Republicans should take such a strategy very seriously. In the 2006 midterm elections, the lame duck George W. Bush lost the House and Senate. If there was any message from the election, it was that Americans were sick and tired of the Iraq war, which was going very badly. And yet somehow Bush shaped the political conversation in early 2007 to focus on how big a surge of troops was needed in Iraq. Bush leveraged his fundamental constitutional powers as commander-in-chief and his White House megaphone to frustrate the new Democratic majority.

That doesn’t have to happen this time. Republicans have the mojo and the momentum. They just got elected, have fresh faces in their new majority, and have several ready-to-go agenda items that had been bottled up in the Senate under now-former Majority Leader Harry Reid. If they are united, and if they are smart, Republicans can push Obama into a defensive crouch.

But the GOP should always beware the president. Even a weak, lame duck chief executive has the power to make things happen in Washington.
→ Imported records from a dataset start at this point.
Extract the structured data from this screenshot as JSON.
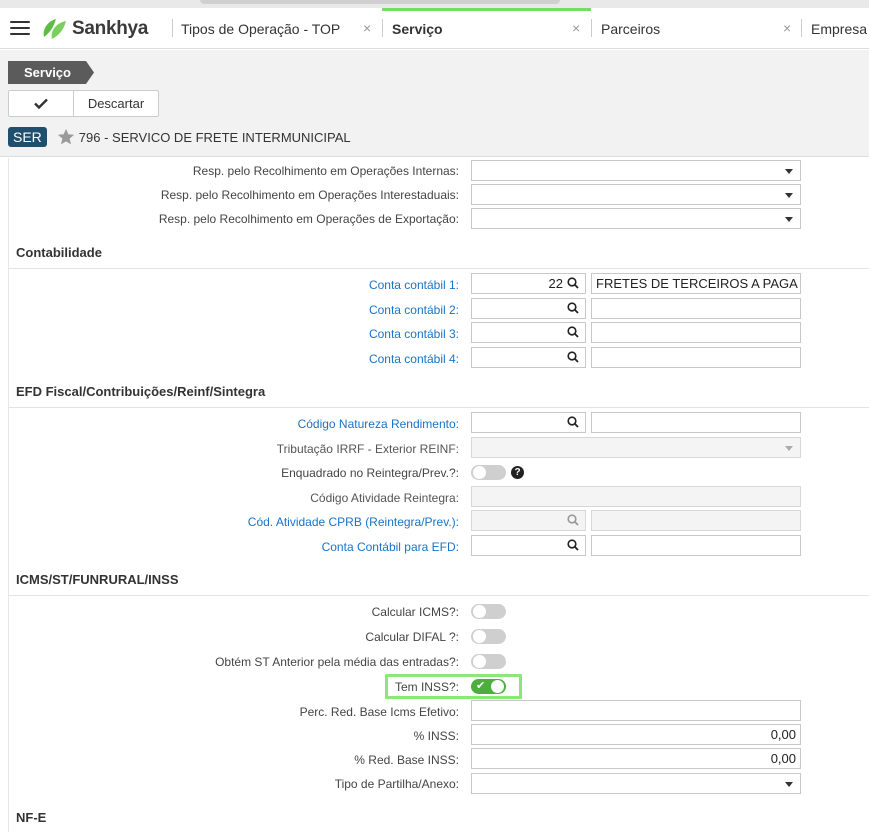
{
  "app": {
    "logo_text": "Sankhya"
  },
  "tabs": [
    {
      "label": "Tipos de Operação - TOP",
      "close": "×"
    },
    {
      "label": "Serviço",
      "close": "×"
    },
    {
      "label": "Parceiros",
      "close": "×"
    },
    {
      "label": "Empresa"
    }
  ],
  "header": {
    "breadcrumb": "Serviço",
    "discard_label": "Descartar",
    "badge": "SER",
    "record_title": "796 - SERVICO DE FRETE INTERMUNICIPAL"
  },
  "resp": {
    "internas": "Resp. pelo Recolhimento em Operações Internas:",
    "interestaduais": "Resp. pelo Recolhimento em Operações Interestaduais:",
    "exportacao": "Resp. pelo Recolhimento em Operações de Exportação:"
  },
  "contabilidade": {
    "title": "Contabilidade",
    "conta1_label": "Conta contábil 1:",
    "conta1_code": "22",
    "conta1_desc": "FRETES DE TERCEIROS A PAGAR",
    "conta2_label": "Conta contábil 2:",
    "conta3_label": "Conta contábil 3:",
    "conta4_label": "Conta contábil 4:"
  },
  "efd": {
    "title": "EFD Fiscal/Contribuições/Reinf/Sintegra",
    "natureza_label": "Código Natureza Rendimento:",
    "irrf_label": "Tributação IRRF - Exterior REINF:",
    "reintegra_label": "Enquadrado no Reintegra/Prev.?:",
    "reintegra_on": false,
    "help": "?",
    "cod_ativ_label": "Código Atividade Reintegra:",
    "cprb_label": "Cód. Atividade CPRB (Reintegra/Prev.):",
    "conta_efd_label": "Conta Contábil para EFD:"
  },
  "icms": {
    "title": "ICMS/ST/FUNRURAL/INSS",
    "calc_icms_label": "Calcular ICMS?:",
    "calc_icms_on": false,
    "calc_difal_label": "Calcular DIFAL ?:",
    "calc_difal_on": false,
    "st_anterior_label": "Obtém ST Anterior pela média das entradas?:",
    "st_anterior_on": false,
    "tem_inss_label": "Tem INSS?:",
    "tem_inss_on": true,
    "perc_red_label": "Perc. Red. Base Icms Efetivo:",
    "inss_label": "% INSS:",
    "inss_value": "0,00",
    "red_base_inss_label": "% Red. Base INSS:",
    "red_base_inss_value": "0,00",
    "partilha_label": "Tipo de Partilha/Anexo:"
  },
  "nfe": {
    "title": "NF-E"
  },
  "colors": {
    "accent": "#7ad96b",
    "badge": "#1e4f6e",
    "toggle_on": "#4caf3d",
    "link": "#1a73c7"
  }
}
Obama appears ready to use his to the fullest.

A bit of the live blogging by Washington Monthly’s Ed Kilgore:

Obama rolled through the popular individual economic proposals (packaged as “middle-class economics”) with some panache: paid family and medical leave, pay equity, overtime pay.

Republicans have only arisen in the two tributes to vets.

Weird vibe during Obama’s request for Trade Promotion Authority: total silence for a moment there, with brief burst of Democratic applause when Obama admitted trade agreements have not always worked out in the past.

Nifty contextualization of Keystone XL pipeline as just one of many infrastructure projects, and not one of the better ones.

Obama’s much ballyhooed tax proposals covered with amazing brevity. Hard to say it’s the centerpiece of “middle class economics.”

I guess request for authorization of force resolution re IS was mild surprise. Interesting that reminders that deployment in Afghanistan is over got more space in speech.

Obama clearly enjoying himself on Cuba policy switch, watching Republicans squirm.

Gotta wonder if something imminent is in works with Iran, given very specific veto threat on new sanctions.

The Daily Kos’ Hunter gave a fascinating (and eye-opening) take. Here’s just part of it:

Things the Republican Party could not bring themselves to clap for tonight, a (much) condensed list.
*An improving economy
*A soaring stock market
*Americans getting health insurance
*Mention of “solar power”
*Tax cuts for working families (A tax cut Republicans don’t like?)”
*Affordable childcare
*Tax cuts for families with children (Another one?)
*Equal pay for women
*”America has put more people back to work than Europe, Japan, and all advanced economies combined.”
*A “free and open internet”
*Rewarding companies that “invest in America” (C’mon, really?)
*”Working Americans”
*A resolution for the use of the force against ISIL


Go the link to read the rest.

A CROSS SECTION OF TWEETS:












GO HERE for more reaction from blogs

UPDATE: A lot more blog reaction is pouring in.